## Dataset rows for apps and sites
Segment Open

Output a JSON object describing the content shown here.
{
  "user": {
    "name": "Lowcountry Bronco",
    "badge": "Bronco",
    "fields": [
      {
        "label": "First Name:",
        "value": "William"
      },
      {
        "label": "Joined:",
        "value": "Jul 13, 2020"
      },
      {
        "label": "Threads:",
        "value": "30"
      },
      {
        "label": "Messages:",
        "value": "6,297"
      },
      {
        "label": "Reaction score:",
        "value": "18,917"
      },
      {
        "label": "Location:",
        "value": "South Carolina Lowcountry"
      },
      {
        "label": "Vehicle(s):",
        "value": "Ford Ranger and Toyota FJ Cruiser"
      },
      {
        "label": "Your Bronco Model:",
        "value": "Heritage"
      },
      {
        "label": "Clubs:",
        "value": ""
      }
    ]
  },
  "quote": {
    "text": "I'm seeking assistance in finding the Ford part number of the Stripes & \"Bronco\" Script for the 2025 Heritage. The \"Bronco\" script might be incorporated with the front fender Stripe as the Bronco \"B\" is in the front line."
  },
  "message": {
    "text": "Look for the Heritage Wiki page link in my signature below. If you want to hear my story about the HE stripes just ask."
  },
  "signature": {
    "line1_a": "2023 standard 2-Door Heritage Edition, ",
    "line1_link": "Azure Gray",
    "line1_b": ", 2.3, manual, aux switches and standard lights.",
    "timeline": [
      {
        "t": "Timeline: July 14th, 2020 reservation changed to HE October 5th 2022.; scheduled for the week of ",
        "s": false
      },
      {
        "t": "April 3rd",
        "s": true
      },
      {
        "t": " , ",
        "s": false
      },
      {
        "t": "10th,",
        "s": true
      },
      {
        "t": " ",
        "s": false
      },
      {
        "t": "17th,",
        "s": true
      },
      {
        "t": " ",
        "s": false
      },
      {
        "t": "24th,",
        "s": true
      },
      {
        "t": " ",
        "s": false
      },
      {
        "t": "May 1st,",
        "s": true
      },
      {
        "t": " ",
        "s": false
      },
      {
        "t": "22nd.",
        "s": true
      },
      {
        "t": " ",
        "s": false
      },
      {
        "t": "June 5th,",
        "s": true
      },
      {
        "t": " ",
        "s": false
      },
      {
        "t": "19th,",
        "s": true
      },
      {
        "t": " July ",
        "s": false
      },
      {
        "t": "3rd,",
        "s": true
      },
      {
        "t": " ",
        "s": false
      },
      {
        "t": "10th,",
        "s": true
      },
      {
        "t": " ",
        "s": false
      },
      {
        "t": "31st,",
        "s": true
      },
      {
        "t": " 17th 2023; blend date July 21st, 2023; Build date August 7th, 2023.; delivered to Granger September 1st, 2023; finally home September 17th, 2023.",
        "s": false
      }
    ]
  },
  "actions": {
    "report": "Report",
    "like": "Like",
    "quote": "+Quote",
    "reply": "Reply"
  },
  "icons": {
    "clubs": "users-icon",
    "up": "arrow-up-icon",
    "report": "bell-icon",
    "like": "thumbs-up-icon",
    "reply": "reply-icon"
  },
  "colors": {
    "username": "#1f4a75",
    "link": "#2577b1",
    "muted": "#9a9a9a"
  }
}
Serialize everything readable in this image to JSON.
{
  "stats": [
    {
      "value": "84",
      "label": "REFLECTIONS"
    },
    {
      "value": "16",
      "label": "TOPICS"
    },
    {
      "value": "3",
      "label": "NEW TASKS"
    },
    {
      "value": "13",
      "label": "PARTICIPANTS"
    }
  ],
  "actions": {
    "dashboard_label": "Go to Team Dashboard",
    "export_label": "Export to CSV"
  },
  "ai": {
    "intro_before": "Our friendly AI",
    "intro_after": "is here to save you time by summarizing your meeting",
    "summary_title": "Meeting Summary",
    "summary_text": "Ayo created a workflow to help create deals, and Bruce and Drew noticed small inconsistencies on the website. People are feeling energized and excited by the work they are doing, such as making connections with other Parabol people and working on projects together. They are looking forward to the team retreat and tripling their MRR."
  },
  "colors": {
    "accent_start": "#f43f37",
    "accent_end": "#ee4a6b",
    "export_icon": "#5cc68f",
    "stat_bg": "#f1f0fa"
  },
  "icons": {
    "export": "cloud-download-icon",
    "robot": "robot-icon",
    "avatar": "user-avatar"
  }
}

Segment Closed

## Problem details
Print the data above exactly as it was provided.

## Expected output
Output a JSON object describing the content shown here.
{
  "user": {
    "name": "Lowcountry Bronco",
    "badge": "Bronco",
    "fields": [
      {
        "label": "First Name:",
        "value": "William"
      },
      {
        "label": "Joined:",
        "value": "Jul 13, 2020"
      },
      {
        "label": "Threads:",
        "value": "30"
      },
      {
        "label": "Messages:",
        "value": "6,297"
      },
      {
        "label": "Reaction score:",
        "value": "18,917"
      },
      {
        "label": "Location:",
        "value": "South Carolina Lowcountry"
      },
      {
        "label": "Vehicle(s):",
        "value": "Ford Ranger and Toyota FJ Cruiser"
      },
      {
        "label": "Your Bronco Model:",
        "value": "Heritage"
      },
      {
        "label": "Clubs:",
        "value": ""
      }
    ]
  },
  "quote": {
    "text": "I'm seeking assistance in finding the Ford part number of the Stripes & \"Bronco\" Script for the 2025 Heritage. The \"Bronco\" script might be incorporated with the front fender Stripe as the Bronco \"B\" is in the front line."
  },
  "message": {
    "text": "Look for the Heritage Wiki page link in my signature below. If you want to hear my story about the HE stripes just ask."
  },
  "signature": {
    "line1_a": "2023 standard 2-Door Heritage Edition, ",
    "line1_link": "Azure Gray",
    "line1_b": ", 2.3, manual, aux switches and standard lights.",
    "timeline": [
      {
        "t": "Timeline: July 14th, 2020 reservation changed to HE October 5th 2022.; scheduled for the week of ",
        "s": false
      },
      {
        "t": "April 3rd",
        "s": true
      },
      {
        "t": " , ",
        "s": false
      },
      {
        "t": "10th,",
        "s": true
      },
      {
        "t": " ",
        "s": false
      },
      {
        "t": "17th,",
        "s": true
      },
      {
        "t": " ",
        "s": false
      },
      {
        "t": "24th,",
        "s": true
      },
      {
        "t": " ",
        "s": false
      },
      {
        "t": "May 1st,",
        "s": true
      },
      {
        "t": " ",
        "s": false
      },
      {
        "t": "22nd.",
        "s": true
      },
      {
        "t": " ",
        "s": false
      },
      {
        "t": "June 5th,",
        "s": true
      },
      {
        "t": " ",
        "s": false
      },
      {
        "t": "19th,",
        "s": true
      },
      {
        "t": " July ",
        "s": false
      },
      {
        "t": "3rd,",
        "s": true
      },
      {
        "t": " ",
        "s": false
      },
      {
        "t": "10th,",
        "s": true
      },
      {
        "t": " ",
        "s": false
      },
      {
        "t": "31st,",
        "s": true
      },
      {
        "t": " 17th 2023; blend date July 21st, 2023; Build date August 7th, 2023.; delivered to Granger September 1st, 2023; finally home September 17th, 2023.",
        "s": false
      }
    ]
  },
  "actions": {
    "report": "Report",
    "like": "Like",
    "quote": "+Quote",
    "reply": "Reply"
  },
  "icons": {
    "clubs": "users-icon",
    "up": "arrow-up-icon",
    "report": "bell-icon",
    "like": "thumbs-up-icon",
    "reply": "reply-icon"
  },
  "colors": {
    "username": "#1f4a75",
    "link": "#2577b1",
    "muted": "#9a9a9a"
  }
}
Serialize everything readable in this image to JSON.
{
  "stats": [
    {
      "value": "84",
      "label": "REFLECTIONS"
    },
    {
      "value": "16",
      "label": "TOPICS"
    },
    {
      "value": "3",
      "label": "NEW TASKS"
    },
    {
      "value": "13",
      "label": "PARTICIPANTS"
    }
  ],
  "actions": {
    "dashboard_label": "Go to Team Dashboard",
    "export_label": "Export to CSV"
  },
  "ai": {
    "intro_before": "Our friendly AI",
    "intro_after": "is here to save you time by summarizing your meeting",
    "summary_title": "Meeting Summary",
    "summary_text": "Ayo created a workflow to help create deals, and Bruce and Drew noticed small inconsistencies on the website. People are feeling energized and excited by the work they are doing, such as making connections with other Parabol people and working on projects together. They are looking forward to the team retreat and tripling their MRR."
  },
  "colors": {
    "accent_start": "#f43f37",
    "accent_end": "#ee4a6b",
    "export_icon": "#5cc68f",
    "stat_bg": "#f1f0fa"
  },
  "icons": {
    "export": "cloud-download-icon",
    "robot": "robot-icon",
    "avatar": "user-avatar"
  }
}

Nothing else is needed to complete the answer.